Extracted data entries:
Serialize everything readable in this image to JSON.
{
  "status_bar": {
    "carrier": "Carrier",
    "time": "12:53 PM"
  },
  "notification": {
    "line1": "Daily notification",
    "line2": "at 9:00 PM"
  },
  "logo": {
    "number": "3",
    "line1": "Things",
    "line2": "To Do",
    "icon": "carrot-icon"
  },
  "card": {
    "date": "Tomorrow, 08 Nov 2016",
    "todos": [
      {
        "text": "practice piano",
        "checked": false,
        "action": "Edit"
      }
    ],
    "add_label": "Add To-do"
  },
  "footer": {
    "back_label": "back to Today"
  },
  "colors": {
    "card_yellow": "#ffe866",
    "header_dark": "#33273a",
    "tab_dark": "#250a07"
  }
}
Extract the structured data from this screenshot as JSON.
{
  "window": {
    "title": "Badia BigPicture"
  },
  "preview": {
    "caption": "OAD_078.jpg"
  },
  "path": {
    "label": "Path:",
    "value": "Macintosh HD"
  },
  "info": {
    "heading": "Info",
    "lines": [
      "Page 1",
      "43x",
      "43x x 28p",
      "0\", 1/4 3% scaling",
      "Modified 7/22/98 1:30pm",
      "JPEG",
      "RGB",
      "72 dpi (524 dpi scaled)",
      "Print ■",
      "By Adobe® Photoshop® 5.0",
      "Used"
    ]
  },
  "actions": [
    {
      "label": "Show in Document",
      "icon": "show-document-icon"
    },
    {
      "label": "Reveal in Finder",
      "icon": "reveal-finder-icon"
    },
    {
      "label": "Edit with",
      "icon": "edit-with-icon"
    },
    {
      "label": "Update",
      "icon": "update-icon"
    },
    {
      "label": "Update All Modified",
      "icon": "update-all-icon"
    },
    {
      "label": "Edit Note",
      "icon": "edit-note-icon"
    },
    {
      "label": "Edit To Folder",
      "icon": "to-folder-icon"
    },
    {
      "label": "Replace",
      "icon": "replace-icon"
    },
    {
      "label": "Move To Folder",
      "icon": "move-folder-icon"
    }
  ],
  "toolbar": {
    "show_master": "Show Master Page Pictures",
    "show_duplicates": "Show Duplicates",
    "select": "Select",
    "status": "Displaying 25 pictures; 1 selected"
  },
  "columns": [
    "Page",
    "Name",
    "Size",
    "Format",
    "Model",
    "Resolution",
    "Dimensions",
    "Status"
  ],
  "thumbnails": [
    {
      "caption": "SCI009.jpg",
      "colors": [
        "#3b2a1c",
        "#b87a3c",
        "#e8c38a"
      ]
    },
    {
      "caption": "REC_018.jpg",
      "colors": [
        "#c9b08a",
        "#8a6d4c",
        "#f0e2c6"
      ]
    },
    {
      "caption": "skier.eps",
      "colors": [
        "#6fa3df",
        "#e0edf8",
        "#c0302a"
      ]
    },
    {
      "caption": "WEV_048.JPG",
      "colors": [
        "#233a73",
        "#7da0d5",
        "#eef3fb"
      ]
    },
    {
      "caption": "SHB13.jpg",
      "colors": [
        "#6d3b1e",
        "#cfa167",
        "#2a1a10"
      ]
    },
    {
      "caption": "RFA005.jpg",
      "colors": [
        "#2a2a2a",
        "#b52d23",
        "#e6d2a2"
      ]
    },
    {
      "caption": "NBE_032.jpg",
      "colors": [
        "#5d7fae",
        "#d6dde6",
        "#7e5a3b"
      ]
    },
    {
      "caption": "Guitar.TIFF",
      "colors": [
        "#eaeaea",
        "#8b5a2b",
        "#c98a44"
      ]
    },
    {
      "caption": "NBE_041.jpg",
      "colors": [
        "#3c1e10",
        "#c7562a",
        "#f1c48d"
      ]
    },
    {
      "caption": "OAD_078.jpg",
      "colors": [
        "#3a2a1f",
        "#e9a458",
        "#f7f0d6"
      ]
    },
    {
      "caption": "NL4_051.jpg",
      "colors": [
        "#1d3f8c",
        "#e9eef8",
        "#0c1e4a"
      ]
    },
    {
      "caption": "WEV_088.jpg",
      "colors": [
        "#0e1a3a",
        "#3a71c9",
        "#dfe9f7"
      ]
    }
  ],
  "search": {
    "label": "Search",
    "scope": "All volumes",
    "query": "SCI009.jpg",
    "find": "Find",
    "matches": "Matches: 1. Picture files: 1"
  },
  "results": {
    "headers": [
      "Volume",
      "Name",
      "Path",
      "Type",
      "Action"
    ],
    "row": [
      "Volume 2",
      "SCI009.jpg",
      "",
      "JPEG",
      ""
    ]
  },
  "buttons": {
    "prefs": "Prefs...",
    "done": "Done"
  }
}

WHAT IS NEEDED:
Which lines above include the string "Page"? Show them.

YOUR SOLUTION:
      "Page 1",
    "show_master": "Show Master Page Pictures",
    "Page",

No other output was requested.